"I love the physicality of dance and the ability it has to transcend words, there's never a language barrier."
Antarctica NZ's general manager of communications Megan Martin says The First Dance is a unique way to present the continent to a new audience.
"We believe Corey's skilful choreography and Madeleine's exquisite dancing will inspire people to find out more about the pristine southern continent. In understanding its scientific importance and global significance, we hope people will learn to value it and want to protect it."
They'll make a short dance film – the plan is to make a 360 degree virtual reality version – which will capture the beauty and fragility of the landscape as well as Graham's dancing.

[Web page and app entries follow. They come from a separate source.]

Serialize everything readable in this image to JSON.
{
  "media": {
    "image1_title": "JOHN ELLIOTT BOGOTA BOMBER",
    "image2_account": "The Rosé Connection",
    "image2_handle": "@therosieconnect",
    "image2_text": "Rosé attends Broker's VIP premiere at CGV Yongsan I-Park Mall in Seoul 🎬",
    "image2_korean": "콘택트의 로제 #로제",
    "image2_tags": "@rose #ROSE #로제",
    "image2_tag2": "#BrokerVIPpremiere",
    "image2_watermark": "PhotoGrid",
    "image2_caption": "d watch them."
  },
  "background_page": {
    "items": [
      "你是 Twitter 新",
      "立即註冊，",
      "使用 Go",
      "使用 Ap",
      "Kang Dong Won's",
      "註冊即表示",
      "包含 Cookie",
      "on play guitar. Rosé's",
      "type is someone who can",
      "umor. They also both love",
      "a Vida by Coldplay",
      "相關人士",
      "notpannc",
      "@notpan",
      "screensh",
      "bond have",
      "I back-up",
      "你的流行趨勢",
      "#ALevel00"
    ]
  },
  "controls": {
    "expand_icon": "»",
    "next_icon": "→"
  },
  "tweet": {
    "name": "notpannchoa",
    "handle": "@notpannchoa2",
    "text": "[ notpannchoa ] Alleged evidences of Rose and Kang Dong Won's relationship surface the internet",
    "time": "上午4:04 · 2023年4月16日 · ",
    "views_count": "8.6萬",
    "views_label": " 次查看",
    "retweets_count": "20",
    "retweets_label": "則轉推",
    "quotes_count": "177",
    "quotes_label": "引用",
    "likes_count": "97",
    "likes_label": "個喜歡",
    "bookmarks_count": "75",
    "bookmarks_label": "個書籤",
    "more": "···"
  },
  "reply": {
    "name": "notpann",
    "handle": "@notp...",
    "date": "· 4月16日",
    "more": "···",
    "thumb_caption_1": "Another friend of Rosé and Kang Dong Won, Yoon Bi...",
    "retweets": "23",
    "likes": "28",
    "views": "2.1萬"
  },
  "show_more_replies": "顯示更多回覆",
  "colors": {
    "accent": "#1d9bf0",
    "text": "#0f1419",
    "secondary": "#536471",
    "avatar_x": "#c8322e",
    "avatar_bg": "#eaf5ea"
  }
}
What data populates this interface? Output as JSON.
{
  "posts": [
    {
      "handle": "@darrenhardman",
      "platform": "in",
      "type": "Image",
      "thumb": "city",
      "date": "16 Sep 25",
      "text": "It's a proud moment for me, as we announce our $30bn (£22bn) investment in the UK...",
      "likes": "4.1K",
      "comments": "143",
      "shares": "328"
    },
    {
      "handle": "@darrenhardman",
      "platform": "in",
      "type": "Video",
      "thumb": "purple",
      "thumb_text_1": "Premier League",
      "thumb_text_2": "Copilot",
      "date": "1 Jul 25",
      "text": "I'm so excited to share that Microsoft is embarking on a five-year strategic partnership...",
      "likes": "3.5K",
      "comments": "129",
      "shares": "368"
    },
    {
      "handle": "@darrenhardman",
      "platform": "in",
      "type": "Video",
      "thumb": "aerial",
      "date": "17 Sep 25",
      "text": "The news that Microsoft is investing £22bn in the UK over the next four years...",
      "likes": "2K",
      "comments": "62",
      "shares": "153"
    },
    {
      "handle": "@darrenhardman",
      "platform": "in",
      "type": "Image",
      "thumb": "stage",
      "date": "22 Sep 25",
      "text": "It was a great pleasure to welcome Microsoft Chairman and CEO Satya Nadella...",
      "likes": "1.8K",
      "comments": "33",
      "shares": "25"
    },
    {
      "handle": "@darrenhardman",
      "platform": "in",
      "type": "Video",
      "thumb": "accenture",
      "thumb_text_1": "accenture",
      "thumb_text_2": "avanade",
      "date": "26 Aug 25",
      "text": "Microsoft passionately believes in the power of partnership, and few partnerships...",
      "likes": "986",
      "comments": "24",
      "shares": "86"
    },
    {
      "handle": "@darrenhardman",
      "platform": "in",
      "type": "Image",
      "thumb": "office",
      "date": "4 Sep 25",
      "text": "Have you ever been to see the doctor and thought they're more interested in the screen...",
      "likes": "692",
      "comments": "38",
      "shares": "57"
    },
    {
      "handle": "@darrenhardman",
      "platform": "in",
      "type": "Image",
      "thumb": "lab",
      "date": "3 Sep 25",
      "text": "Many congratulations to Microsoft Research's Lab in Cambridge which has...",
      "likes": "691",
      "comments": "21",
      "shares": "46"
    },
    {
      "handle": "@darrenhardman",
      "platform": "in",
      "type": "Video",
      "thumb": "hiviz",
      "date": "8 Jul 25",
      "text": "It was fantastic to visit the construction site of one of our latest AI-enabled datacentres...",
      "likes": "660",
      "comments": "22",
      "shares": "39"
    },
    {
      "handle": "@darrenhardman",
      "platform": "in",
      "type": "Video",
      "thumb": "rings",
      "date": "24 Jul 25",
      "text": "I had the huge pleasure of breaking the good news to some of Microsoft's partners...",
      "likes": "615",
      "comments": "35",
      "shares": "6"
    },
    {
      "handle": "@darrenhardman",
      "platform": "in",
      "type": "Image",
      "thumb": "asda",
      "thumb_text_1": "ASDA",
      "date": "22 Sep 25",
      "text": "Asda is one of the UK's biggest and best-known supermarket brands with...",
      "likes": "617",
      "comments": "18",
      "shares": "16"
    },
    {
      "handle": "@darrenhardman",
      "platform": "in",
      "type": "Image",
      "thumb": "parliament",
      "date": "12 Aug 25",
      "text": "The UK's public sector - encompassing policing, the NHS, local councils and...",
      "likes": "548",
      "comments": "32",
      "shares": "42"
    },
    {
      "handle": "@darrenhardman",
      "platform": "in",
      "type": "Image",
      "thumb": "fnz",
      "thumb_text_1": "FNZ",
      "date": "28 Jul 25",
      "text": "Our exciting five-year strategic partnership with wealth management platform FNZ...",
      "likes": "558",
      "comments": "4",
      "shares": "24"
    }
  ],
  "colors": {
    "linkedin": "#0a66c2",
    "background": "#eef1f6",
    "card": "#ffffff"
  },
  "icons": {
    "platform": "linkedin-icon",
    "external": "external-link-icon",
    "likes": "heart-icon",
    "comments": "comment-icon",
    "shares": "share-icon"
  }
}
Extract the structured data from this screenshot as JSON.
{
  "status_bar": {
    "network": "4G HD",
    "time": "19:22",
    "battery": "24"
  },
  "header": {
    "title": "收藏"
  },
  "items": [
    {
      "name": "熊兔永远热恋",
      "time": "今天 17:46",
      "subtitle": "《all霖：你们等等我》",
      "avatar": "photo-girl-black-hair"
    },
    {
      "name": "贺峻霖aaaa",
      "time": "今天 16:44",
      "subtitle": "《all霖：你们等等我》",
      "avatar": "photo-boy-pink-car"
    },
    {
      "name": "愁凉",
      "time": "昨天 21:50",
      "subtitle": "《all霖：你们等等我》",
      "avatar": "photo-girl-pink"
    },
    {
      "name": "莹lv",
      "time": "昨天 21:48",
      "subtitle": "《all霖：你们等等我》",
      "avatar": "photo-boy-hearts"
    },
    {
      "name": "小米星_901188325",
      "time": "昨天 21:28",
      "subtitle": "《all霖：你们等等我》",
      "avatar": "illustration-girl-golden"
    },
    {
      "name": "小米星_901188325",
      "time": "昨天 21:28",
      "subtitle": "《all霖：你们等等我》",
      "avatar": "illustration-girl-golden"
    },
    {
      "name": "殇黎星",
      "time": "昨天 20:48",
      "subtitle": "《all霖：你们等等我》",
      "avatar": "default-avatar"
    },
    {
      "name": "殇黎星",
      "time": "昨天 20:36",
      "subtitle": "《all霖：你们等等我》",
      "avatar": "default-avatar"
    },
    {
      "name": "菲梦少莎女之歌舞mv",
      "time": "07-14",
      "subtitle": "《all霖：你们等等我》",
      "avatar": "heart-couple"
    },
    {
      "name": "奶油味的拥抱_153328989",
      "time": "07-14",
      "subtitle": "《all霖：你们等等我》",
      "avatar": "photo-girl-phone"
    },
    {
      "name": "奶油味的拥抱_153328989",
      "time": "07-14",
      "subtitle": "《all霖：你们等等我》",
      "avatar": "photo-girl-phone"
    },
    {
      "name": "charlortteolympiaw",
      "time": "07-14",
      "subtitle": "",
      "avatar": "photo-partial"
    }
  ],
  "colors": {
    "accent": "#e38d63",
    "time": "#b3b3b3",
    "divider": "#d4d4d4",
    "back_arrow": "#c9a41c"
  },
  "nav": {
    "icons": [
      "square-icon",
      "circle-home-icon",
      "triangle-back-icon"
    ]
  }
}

Baker, 28, describes The First Dance as a call to arms, bringing arts and science together to inspire and inform.
He said given TV viewership figures show more people watch David Attenborough's Planet Earth II than the X-Factor, there's clearly an appetite for more conversations about climate change, the environment and wildlife preservation.
Baker hopes to extend the project by touring museums, venues and festivals here and in the UK with an installation that will include digital content, exclusive extended footage and dance performances. He is also looking for funding to make a full-length documentary about the project.
Graham, who starred in the RNZ Ballet's Romeo and Juliet earlier this year, said the opportunity to go to Antarctica was too good to overlook. She auditioned this year and said it felt amazing to be picked.
"It's one of those things that you never imagine you'll do," she said. "To make the first dance there will be pretty special. It will be an awesome experience like no other."
But the duo knows conditions will push them to the limits. Outdoor clothing manufacturers Earth Sea Sky are making thermal activewear for Graham to dance in – "there will certainly be no tutu in the snow", she joked – which will be flexible but warm. They'll also have to be wary of sunburn.
Once they return from Antarctica, Baker will create a new one-act ballet for the RNZ Ballet's Dancing with Mozart season, which starts in Wellington in May before touring New Zealand. This will expand on the Antarctica dance project and aims to transport audiences from the theatre to South Pole.